Ok, here we go – step by step with pictures!  I’m working in Windows, but this all should apply to Mac users as well.

  1. Open up that fancy-Dan text editor of yours!
  2. Type in reaper.ShowConsoleMsg(“Hello, World!”) as shown below
  3. Save this file JUST LIKE BELOW in any folder you can find later.  NOTE that you must change the file type to All Files because Notepad is inherently dumb.  Also, add “.lua” to the end of your file name.
  4. Open up Reaper and type Shift+? (this is the shortcut key for the Actions List)
  5. You should see the window below, click the “Load” button next to “Reascript” at the bottom.
  6. Your new Reascript should show up at the top.  Select it, and click the button that says “Run” at the very bottom.  You should see the window below if you did everything right.


Sweet!  You’ve written and executed your first line of Reascript code and you’ve used the Reascript API!  Give yourself a pat on the back.

What you’ve done seems dumb and inconsequential, but it’s the first essential step to writing your own scripts.  I’m sure you wouldn’t call yourself this, but you are now a programmer – you are a person who can write programs (one, yes… but c’mon!)

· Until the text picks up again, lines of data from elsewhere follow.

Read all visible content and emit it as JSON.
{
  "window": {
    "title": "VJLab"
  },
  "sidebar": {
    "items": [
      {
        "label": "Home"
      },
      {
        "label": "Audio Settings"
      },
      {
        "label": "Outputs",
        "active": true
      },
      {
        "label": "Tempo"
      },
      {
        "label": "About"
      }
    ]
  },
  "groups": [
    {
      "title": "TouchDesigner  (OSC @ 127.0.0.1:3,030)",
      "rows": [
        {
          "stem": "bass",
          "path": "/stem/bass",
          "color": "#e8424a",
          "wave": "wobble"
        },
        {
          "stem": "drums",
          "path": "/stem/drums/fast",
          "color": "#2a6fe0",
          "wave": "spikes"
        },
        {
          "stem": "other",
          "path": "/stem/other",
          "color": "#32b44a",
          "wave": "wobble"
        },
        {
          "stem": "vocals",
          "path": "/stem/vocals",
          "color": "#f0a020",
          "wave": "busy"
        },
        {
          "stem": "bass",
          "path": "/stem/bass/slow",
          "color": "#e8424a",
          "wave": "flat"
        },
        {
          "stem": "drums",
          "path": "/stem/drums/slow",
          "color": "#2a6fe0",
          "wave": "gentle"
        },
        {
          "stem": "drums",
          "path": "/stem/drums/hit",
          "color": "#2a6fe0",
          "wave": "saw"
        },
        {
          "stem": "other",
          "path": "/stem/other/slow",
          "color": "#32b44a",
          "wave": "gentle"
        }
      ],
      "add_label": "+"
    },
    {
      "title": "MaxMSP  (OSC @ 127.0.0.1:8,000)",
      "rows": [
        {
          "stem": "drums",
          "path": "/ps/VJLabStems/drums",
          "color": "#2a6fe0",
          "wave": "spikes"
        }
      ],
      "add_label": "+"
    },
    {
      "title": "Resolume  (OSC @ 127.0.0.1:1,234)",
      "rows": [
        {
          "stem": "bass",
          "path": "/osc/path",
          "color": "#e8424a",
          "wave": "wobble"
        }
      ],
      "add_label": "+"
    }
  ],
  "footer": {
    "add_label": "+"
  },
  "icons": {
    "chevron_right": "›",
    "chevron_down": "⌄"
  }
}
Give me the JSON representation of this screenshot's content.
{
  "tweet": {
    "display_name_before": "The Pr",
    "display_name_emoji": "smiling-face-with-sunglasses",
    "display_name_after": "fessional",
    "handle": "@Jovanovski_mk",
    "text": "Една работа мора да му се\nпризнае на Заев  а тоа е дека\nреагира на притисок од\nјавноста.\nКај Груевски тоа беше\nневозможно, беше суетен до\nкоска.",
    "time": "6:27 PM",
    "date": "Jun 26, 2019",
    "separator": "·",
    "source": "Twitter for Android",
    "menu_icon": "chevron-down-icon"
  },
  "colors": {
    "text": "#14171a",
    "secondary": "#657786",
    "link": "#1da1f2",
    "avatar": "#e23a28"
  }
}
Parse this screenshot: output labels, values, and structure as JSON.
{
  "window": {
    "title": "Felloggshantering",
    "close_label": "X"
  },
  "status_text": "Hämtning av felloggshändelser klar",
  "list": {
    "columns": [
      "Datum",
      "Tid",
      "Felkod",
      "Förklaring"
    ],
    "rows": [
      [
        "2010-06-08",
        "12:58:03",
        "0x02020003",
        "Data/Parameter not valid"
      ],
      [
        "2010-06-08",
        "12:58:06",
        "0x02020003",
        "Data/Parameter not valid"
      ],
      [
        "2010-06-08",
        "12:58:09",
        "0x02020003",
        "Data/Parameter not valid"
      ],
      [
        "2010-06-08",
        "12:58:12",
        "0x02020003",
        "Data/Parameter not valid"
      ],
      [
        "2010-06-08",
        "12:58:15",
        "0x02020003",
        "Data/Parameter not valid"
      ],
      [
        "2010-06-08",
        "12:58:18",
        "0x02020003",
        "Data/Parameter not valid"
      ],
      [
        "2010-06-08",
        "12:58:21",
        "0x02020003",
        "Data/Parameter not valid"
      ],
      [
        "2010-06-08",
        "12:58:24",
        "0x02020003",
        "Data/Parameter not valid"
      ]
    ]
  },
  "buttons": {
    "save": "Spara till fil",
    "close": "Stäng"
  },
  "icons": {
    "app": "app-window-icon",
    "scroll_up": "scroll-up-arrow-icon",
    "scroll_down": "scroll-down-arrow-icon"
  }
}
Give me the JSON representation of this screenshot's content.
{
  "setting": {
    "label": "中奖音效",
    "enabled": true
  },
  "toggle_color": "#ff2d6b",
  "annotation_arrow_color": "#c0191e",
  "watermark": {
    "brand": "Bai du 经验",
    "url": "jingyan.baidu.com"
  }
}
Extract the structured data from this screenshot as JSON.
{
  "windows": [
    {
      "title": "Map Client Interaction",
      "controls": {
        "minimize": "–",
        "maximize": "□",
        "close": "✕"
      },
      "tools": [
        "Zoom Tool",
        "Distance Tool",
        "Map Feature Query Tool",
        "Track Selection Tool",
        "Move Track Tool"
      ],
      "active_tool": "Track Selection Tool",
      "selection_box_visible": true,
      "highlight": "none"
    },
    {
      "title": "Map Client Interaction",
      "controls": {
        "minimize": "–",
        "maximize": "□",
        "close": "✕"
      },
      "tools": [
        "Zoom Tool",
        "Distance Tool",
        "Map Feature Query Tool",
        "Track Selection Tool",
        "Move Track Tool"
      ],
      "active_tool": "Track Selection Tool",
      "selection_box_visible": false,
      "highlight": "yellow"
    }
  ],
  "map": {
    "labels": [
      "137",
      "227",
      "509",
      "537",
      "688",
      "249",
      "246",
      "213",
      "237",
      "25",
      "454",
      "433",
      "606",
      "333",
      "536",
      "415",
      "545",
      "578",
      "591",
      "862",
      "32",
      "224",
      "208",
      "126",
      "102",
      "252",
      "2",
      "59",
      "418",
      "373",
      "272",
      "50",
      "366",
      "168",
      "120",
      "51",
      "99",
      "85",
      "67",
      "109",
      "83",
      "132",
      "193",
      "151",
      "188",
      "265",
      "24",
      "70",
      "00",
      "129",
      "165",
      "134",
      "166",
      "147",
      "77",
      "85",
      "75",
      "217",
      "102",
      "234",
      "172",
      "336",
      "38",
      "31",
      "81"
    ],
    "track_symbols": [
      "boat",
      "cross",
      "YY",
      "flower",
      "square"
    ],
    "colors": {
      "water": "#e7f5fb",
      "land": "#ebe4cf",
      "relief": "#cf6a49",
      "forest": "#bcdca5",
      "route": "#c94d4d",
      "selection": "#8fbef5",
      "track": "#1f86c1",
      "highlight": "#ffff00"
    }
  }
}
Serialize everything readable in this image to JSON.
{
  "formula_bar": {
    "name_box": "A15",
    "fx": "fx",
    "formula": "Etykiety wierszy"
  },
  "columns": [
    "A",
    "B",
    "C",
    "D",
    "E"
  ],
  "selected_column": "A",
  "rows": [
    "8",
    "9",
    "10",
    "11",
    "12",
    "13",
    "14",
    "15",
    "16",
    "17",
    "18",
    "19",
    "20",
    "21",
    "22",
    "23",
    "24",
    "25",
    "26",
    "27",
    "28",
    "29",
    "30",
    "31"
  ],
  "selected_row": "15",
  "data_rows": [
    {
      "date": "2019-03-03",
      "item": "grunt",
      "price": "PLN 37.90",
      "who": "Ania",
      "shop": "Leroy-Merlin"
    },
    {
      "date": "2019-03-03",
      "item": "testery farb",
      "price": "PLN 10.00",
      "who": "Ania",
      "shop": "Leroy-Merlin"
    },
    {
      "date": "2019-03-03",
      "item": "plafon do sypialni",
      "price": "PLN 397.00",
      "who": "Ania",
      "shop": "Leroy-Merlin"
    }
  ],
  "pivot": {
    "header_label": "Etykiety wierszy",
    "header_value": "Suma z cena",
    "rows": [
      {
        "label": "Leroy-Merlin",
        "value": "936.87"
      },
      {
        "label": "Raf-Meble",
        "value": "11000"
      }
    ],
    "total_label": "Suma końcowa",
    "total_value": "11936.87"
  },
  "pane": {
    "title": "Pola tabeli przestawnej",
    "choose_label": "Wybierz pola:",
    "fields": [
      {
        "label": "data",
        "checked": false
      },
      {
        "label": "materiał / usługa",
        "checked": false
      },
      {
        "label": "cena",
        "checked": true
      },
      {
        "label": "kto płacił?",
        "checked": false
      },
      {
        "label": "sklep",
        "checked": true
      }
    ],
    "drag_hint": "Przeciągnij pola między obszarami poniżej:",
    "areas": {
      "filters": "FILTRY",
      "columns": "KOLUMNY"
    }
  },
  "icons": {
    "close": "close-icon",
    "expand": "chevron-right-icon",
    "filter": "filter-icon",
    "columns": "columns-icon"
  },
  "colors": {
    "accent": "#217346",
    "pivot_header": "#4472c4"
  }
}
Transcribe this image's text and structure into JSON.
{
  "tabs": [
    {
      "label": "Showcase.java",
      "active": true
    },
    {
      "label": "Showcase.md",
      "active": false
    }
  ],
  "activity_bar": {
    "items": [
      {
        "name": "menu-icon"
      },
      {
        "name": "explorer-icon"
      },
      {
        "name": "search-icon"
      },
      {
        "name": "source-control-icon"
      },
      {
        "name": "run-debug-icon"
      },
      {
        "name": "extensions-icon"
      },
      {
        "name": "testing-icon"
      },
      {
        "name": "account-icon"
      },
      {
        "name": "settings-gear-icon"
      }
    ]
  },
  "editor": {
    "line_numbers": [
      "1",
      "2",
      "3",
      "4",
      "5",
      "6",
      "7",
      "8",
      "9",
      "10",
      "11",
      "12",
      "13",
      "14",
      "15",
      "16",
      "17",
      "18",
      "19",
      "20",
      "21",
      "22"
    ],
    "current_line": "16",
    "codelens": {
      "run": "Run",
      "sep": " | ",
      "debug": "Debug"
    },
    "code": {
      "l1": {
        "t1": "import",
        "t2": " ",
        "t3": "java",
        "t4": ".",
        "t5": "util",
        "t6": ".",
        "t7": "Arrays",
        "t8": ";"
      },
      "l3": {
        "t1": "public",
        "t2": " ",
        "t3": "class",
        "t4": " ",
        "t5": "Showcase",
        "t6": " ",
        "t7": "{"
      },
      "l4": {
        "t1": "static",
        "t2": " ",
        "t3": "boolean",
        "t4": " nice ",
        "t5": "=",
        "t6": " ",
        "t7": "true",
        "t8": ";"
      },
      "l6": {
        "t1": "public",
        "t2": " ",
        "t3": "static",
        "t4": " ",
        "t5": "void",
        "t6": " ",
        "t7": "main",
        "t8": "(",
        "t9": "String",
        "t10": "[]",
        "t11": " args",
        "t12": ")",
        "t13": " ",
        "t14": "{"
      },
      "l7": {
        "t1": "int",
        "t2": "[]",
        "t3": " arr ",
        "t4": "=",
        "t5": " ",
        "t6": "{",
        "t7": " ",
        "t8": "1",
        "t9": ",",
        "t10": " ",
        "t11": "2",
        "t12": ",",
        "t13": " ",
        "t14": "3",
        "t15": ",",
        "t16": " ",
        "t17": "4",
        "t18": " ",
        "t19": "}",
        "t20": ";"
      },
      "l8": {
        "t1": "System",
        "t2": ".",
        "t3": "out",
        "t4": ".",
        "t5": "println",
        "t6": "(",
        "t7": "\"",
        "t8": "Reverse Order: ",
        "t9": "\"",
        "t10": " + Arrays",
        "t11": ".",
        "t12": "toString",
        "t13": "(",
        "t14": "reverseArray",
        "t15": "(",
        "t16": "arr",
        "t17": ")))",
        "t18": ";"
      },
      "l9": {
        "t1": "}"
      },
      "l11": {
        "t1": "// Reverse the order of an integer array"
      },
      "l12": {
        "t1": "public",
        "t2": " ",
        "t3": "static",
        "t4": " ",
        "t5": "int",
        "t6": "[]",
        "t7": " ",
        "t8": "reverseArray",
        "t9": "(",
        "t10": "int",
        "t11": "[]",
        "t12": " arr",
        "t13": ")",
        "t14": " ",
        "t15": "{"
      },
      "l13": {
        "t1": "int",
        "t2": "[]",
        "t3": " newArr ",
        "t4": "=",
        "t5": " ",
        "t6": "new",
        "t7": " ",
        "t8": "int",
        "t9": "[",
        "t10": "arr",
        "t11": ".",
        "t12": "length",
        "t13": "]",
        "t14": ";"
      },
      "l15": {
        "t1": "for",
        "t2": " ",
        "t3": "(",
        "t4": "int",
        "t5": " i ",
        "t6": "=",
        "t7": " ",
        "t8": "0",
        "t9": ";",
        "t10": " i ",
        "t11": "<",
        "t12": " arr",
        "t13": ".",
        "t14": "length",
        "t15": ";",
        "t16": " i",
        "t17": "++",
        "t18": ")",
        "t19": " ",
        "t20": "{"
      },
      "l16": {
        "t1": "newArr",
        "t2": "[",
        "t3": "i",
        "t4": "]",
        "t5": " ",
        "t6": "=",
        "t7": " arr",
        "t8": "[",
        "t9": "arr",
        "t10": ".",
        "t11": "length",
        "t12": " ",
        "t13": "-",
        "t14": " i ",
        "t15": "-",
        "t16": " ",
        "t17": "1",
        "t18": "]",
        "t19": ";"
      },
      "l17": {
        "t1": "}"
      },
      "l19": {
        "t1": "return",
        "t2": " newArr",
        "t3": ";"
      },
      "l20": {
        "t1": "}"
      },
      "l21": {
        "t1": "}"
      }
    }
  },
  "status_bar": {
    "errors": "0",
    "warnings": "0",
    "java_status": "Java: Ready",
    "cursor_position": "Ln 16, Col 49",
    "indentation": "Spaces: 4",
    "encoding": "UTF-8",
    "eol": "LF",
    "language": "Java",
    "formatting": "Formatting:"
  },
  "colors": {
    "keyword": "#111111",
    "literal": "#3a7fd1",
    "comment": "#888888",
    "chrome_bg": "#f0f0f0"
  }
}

A small step further

Do something for me real quick – “Run” your new script a few times in a row.  See something funky?  If you got this:

Hello, World!Hello, World!Hello, World!Hello, World!

You’re seeing what I’m talking about.

But what if you want only one Hello, World! at a time?

Or what if you want to stack a few lines on top of each other?

Below are two screenshots that solve both of those problems.

If you copy the above code, you’ll only ever see one Hello, World!.  Why?  That first line tells the console to print blank.  When you print a blank line, Reaper automatically removes all previous text from the console and clears it out.  You’ll use this a lot later on so your console doesn’t get cluttered.

If you copy the above code here, you’ll see a new command with “\n” on it.  The backslash n text is a sneaky way of telling Reaper to start a new line.  It’s like pressing Enter on Word.  With this code you should see two Hello, World! lines stacked on top of each other.

That’s it!

Alright – though it seems like a little, we’ve covered a ton of ground.  You now know enough to write multiple console programs.  Go crazy for a few minutes (before you get bored) and put some of your own text in the console.

Congratulations – you’ve made it through!  Next time we’re going to tackle another housekeeping item, code comments.  After that, we’ll get into futzing around with more legitimately neat stuff in Reaper.

Copyright 2016-2017, Adam T. Croft, all rights reserved.